What NJ teachers have to say about arming them in schools
TRENTON — Arming teachers with weapons in their classroom to defend themselves and students from a gunman has been suggested by President Donald Trump as one possible detriment to gun violence in schools.
"Armed Educators (and trusted people who work within a school) love our students and will protect them," Trump said Saturday on Twitter. "Very smart people. Must be firearms adept & have annual training. Should get yearly bonus. Shootings will not happen again - a big & very inexpensive deterrent. Up to States."
Also favoring armed teaches is Alexander P. Roubian, president of the New Jersey Second Amendment Society, who pointed out that U.S. Attorney General Jeff Sessions admitted that the FBI overlooked warning signs and a confidential tip about the Marjory Stoneman Douglas High School gunman, who killed 14 students and three adults Feb. 14.
On other side of the issue is the state's largest teachers union and Democratic Gov. Phil Murphy.
"Arming teachers and putting more guns in schools is not the right answer, and that’s one we flat out don’t agree with,” Murphy said upon his return from a meeting with the nation's governors.
The NJEA in a statement said arming teachers would turn schools into "armed fortresses of fear."
“Schools should be safe havens for learning and development," the union said in a statement. "They should not become armed fortresses of fear."
Teacher Mary Jane Larsen, a veteran at the three high schools in Hamilton Township in Mercer County, disagrees with the NJEA's position. She supports concealed carry of weapons by teachers who have been trained.
"If you have armed police officers, armed security guards and military veterans, you already have a military presence. I don't think the NJEA argument has any validity at this point," she told New Jersey 101.5 this week.
She believes the problem of gun violence in schools stems from security.
"Something has to be done about school violence because our schools are too porous. We have to do something about securing the schools and I think that having teachers who have a concealed carry permit would increase and heighten our security," Larsen said.
Larsen believes weapons in classrooms are part of a new reality in schools.
"In every school I teach at, teachers are very concerned about access to the school. Teacher are concerned that doorways be secured. Entrances be secured," Larsen said.
Larsen does not have any experience using firearms but said she is considering buying one.
Union High School's Nick Ferroni has the opposite opinion about arming teachers and thinks any gun introduced into any environment, including a school, increases the chances of an accidental death.
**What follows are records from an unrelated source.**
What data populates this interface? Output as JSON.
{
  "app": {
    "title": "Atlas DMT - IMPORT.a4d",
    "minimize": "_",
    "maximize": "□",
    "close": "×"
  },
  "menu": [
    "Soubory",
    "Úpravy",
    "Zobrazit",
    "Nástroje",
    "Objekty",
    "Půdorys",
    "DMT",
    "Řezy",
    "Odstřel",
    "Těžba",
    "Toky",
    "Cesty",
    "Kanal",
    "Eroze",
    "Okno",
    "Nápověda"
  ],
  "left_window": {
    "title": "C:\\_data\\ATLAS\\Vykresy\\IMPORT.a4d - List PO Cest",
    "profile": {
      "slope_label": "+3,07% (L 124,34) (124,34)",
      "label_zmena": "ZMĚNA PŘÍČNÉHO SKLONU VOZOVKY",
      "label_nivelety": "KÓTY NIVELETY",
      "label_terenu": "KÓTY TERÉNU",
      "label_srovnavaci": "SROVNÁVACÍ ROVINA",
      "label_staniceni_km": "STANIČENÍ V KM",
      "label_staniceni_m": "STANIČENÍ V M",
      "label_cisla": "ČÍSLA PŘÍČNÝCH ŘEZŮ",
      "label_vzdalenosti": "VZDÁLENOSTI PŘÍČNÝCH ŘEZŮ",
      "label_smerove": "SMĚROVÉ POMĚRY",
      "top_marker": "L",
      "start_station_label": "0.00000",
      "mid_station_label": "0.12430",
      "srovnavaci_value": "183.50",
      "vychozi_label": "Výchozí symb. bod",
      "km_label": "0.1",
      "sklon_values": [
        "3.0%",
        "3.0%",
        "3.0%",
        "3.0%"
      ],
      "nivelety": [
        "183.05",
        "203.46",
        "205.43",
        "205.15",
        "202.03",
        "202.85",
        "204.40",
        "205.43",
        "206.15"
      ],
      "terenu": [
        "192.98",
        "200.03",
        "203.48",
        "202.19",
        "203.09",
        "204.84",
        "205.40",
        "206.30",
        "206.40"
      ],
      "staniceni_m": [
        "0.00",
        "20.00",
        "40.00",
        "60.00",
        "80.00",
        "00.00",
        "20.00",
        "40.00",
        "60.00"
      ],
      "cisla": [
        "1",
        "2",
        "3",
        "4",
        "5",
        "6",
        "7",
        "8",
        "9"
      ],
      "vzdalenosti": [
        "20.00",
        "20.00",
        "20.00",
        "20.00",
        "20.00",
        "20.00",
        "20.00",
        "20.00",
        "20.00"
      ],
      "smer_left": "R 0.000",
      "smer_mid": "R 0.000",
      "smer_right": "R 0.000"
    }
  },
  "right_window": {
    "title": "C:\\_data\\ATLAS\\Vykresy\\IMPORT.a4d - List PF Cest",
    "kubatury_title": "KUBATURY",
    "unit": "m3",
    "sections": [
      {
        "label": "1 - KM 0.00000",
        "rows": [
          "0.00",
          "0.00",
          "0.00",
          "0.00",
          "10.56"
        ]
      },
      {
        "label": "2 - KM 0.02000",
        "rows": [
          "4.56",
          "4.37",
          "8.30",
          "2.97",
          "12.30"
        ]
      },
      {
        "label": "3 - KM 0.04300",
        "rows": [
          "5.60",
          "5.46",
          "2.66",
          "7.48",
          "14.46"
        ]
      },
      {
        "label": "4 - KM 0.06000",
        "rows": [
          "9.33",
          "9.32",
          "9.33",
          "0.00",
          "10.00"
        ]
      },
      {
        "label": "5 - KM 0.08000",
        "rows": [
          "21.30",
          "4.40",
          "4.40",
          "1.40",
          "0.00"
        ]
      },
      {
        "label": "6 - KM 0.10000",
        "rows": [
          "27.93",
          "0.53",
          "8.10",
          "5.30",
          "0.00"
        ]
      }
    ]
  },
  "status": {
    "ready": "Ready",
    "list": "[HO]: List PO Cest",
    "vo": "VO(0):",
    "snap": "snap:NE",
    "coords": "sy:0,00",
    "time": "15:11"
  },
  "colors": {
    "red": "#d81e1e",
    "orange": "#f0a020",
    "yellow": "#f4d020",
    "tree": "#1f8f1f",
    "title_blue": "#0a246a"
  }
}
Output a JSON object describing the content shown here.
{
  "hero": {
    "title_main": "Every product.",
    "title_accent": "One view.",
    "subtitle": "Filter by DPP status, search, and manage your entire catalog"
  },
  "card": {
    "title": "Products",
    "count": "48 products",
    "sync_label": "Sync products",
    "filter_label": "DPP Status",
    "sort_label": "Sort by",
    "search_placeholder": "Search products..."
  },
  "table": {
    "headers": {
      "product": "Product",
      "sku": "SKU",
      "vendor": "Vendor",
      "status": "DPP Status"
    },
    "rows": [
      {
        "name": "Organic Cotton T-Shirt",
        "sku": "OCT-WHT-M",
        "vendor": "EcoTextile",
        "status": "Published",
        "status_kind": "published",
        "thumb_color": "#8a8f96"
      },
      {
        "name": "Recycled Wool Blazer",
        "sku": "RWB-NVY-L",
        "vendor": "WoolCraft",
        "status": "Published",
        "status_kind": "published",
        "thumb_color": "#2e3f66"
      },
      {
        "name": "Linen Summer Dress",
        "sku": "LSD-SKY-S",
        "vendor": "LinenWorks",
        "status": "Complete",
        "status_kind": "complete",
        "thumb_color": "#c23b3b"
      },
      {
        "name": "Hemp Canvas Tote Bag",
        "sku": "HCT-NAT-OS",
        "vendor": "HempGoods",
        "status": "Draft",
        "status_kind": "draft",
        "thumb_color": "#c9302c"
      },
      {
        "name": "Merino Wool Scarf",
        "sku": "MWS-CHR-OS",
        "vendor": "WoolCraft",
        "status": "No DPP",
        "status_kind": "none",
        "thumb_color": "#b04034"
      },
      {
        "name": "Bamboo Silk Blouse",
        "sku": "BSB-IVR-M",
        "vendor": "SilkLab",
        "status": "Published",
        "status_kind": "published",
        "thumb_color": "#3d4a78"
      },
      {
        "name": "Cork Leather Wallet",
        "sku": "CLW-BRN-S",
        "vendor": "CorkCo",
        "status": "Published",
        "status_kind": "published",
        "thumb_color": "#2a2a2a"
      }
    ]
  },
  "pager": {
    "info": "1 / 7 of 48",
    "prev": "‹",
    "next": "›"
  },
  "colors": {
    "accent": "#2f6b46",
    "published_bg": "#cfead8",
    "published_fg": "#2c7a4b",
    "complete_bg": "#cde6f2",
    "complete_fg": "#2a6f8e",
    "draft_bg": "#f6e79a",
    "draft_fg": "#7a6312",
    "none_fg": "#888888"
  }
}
"Say every teacher had been armed in Parkland and considering the circumstance. The teacher would not know who is a threat. And if a teacher did know the threat, the Coast Guard and most Army veterans are at a 40 percent accuracy rate," Ferroni said.
He is concerned a teacher with less training would be a lot less accurate.
He also believes that teachers are too compassionate to fire a weapon even with a mass shooter roaming the halls.
"We can be trained, but I care too much about my students to take that chance of anything accidentally happening to them," he said.
"Once we get to the point where we need to consider arming teachers we need to re-evaluate society."